Freezer meals are great. They’re just great. You can pull them out, pop them in the oven, and boom. Meal. The problem, as a vegetarian, is coming up with freezer meals that are not just soup. There’s only so many times I can have black bean chili, let’s be real. When we started this whole med school journey, Tyler and I decided to invest in an external freezer unit, and it has definitely paid back dividends. I’ve used it a lot over these four years and am definitely planning on using it for residency. The options are not endless, nor are they necessarily what I define as an entire meal (it’s hard to freeze a salad to be honest), but it can make it so that your dinner is ready SUPER fast, or that your dinner prep is limited.
Things I’ve done over the years: burritos, enchiladas, Quesadillas, black bean and rice in a ziplock, lasagna, stuffed shells, lasagna rolls, cubed and flavored tofu, vegetarian pot pies, freezer breakfast burritos, smoothie components in a ziplock bag, chili, butternut squash soup, indian cooked vegetables (shaak), dahl, cooked rice, pupusas, gnocchi, spaghetti/enchilada sauce, bechamel sauce, pesto, tortilla pie…those are the ones I can remember.
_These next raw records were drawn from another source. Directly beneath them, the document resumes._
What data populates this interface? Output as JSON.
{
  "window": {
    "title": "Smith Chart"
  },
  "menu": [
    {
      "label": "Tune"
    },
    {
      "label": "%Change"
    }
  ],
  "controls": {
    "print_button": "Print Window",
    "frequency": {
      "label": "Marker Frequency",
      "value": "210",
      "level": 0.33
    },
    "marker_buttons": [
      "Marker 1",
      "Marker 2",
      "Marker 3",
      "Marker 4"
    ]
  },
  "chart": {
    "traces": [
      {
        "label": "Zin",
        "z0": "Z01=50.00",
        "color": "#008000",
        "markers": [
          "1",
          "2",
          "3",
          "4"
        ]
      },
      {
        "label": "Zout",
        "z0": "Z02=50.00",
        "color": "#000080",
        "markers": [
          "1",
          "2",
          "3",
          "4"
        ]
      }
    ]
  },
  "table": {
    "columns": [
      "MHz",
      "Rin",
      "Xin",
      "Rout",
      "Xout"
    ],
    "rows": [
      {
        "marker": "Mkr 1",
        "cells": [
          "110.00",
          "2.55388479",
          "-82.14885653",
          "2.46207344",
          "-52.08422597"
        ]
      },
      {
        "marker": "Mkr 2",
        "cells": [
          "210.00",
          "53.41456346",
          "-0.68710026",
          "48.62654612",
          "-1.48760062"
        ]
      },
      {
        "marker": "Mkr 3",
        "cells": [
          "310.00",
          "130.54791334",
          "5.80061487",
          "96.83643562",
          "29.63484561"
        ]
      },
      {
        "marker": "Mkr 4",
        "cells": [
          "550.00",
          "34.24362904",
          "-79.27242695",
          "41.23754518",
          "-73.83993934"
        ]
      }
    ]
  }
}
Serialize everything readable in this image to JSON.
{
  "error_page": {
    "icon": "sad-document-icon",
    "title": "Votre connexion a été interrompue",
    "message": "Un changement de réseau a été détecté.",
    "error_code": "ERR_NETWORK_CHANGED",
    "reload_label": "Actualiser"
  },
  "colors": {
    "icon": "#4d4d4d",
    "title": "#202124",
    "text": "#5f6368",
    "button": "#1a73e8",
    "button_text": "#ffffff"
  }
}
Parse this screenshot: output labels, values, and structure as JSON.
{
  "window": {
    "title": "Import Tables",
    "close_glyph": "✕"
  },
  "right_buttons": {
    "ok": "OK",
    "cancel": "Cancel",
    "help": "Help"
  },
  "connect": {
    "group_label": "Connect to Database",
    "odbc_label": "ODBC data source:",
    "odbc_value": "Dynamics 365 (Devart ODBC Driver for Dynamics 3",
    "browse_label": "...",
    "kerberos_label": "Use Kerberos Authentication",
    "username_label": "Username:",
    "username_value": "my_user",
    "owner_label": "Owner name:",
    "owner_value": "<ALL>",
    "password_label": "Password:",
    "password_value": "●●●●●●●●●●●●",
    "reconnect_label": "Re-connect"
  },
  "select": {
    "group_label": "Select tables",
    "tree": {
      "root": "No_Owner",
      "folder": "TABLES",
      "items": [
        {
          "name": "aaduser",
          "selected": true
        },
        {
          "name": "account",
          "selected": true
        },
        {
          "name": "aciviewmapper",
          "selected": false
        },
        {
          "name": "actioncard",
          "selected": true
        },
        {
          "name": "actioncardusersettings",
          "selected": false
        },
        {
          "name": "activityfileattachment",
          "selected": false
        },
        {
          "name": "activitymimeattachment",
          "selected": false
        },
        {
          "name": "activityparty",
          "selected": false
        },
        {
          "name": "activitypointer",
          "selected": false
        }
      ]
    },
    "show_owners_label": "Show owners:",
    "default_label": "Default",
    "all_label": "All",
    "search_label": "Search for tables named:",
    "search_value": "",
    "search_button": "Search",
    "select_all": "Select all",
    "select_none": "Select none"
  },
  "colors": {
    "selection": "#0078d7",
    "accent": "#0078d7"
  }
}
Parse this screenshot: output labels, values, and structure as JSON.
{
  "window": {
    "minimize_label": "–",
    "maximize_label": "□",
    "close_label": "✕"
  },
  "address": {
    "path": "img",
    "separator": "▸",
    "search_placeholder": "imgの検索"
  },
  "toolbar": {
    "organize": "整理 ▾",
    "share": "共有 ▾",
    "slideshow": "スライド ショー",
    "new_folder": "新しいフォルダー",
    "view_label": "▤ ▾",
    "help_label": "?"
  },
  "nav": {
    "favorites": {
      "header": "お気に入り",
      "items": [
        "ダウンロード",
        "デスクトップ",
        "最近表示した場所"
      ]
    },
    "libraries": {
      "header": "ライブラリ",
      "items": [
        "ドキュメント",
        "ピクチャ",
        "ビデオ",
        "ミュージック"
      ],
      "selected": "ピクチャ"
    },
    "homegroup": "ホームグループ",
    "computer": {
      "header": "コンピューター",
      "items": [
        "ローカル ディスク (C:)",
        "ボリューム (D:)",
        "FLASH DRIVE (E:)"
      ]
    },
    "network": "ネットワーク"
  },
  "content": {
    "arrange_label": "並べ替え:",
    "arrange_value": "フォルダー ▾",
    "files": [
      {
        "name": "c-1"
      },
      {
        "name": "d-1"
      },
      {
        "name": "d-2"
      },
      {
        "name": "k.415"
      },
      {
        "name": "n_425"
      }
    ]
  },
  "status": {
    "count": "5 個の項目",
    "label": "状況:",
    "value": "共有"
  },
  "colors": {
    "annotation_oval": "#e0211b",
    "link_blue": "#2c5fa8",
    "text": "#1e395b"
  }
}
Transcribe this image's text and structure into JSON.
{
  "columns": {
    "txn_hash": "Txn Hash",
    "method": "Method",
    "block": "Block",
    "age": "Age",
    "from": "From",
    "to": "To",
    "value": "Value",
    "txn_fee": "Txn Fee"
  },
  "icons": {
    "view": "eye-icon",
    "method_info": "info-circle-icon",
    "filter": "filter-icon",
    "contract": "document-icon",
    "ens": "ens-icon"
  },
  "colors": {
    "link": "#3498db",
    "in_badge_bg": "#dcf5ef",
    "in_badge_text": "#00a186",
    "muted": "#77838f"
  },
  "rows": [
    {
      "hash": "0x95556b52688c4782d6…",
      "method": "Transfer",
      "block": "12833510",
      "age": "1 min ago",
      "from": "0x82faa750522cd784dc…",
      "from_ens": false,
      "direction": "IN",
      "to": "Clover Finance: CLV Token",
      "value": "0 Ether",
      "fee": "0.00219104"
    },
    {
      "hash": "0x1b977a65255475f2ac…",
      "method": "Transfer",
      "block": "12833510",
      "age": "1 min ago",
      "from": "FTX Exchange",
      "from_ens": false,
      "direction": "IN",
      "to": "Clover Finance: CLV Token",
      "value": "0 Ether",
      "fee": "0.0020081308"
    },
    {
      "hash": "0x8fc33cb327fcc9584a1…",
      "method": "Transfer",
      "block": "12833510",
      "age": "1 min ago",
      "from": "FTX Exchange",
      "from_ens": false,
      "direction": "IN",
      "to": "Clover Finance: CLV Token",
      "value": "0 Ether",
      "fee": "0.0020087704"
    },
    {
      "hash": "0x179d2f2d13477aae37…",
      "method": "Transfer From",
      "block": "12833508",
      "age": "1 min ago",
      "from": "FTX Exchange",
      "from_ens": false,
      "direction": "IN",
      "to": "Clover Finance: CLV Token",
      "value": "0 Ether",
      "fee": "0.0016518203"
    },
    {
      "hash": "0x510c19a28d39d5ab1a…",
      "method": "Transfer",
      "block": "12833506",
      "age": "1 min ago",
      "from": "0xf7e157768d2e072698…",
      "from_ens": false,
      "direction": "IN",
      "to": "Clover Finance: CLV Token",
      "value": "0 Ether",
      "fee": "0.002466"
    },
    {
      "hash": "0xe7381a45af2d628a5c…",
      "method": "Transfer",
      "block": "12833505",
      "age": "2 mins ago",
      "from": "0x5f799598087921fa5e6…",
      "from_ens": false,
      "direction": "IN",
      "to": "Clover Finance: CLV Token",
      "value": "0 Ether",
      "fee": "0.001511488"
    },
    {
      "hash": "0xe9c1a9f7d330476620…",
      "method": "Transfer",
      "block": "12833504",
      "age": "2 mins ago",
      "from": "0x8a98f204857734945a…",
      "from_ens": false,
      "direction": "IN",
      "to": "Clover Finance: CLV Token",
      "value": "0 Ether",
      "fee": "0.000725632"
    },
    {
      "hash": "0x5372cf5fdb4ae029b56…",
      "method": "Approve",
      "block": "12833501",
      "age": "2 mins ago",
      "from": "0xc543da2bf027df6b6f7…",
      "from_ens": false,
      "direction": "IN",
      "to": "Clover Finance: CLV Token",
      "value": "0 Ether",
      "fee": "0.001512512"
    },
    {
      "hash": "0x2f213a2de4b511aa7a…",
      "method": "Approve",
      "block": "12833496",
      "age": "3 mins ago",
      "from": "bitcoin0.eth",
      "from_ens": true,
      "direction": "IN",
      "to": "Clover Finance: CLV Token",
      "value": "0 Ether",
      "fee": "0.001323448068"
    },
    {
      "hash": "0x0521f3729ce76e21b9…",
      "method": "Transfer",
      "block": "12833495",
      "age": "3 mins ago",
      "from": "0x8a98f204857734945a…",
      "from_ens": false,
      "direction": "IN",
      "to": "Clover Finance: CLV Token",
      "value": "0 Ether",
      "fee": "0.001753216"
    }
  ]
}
Basically to make a freezer meal of any kind, you just have to think about what would freeze well, by that I mean a meal where the texture is not critical, and the flavor profile does not change when you freeze it. For example, freezing cooked spaghetti would be a horrid idea because when you defrost it and heat it up, it will turn to mush. Another key of freezer cooking — cook pastas and grains super al dente, they’re going to be cooked again, and you don’t want them to be mush.
This is one of my favorites: lasagna rolls. For me they are easier to “stuff” than shells, and the ratio of carb:fat/veggies is one I like — basically low on carbs. It’s easy to make, fill, and freeze.
1) Again, cook the noodles al dente, my rule of thumb is that when they are just soft enough to roll, they are done.
2) If you are using any kind “wet” veggie, make sure you squeeze out the water as much as possible (i.e. spinach, even frozen spinach).
3) If it does not taste good fresh, it will not taste good reheated after freezing. This seems obvious, but it is a mistake I’ve made pllllenty of times.
Freezer Lasagna Rolls
-9×9 aluminum pan or freezer safe pan (i.e. pyrex if you don’t want to use aluminum)
-1 packet lasagna noodles, not the “quick cook” variety
-16 oz ricotta cheese
-1 cup mozarella/cheddar/your favorite cheese + extra for topping
-Veggies — I suggest frozen chopped spinach, kale, artichokes, roasted red peppers. Pick 1-2 of these and use them. Make sure you squeeze the water out of the “wet” veggies.
-Oregano and basil to taste
-Your favorite spaghetti/pasta sauce
1. Boil and salt a large pot of water, and toss your noodles in to cook. Stir occassionally to make sure they don’t stick. At around 3 minutes, pull one out, run it under cold water, and see if it’s maleable enough to be rolled. If not, then put it back in, checked every 30 seconds.
2. Strain the pasta when it’s done, and rinse it off with cold water, this will help to keep it from sticking.
3. In a bowl, mix together your cheeses, veggies, and spices that you want.
4. Put down a layer of spaghetti sauce in your container
5. Lay out a noodle, put a layer of cheese-veggie mix and spread evenly.
6. Roll from one end to another, and viola! A lasagna roll. Place it in your pan whichever direction you prefer.
7. Repeat until your pan is full, ladle more sauce on top, top with a layer of cheese
8. Cover with aluminum foil tightly to prevent freezer burn, label, place in a freezer bag if possible. Will last for two months.
9. To cook, pull out in the morning, and let it defrost in the morning, and pop in the oven at night at 400 uncovered for 30 min. If you don’t have the time to do that, just pop it in oven frozen (if it’s in an aluminum container — not glass), at 425 for an hour, check at 30 minutes and adjust heat as needed.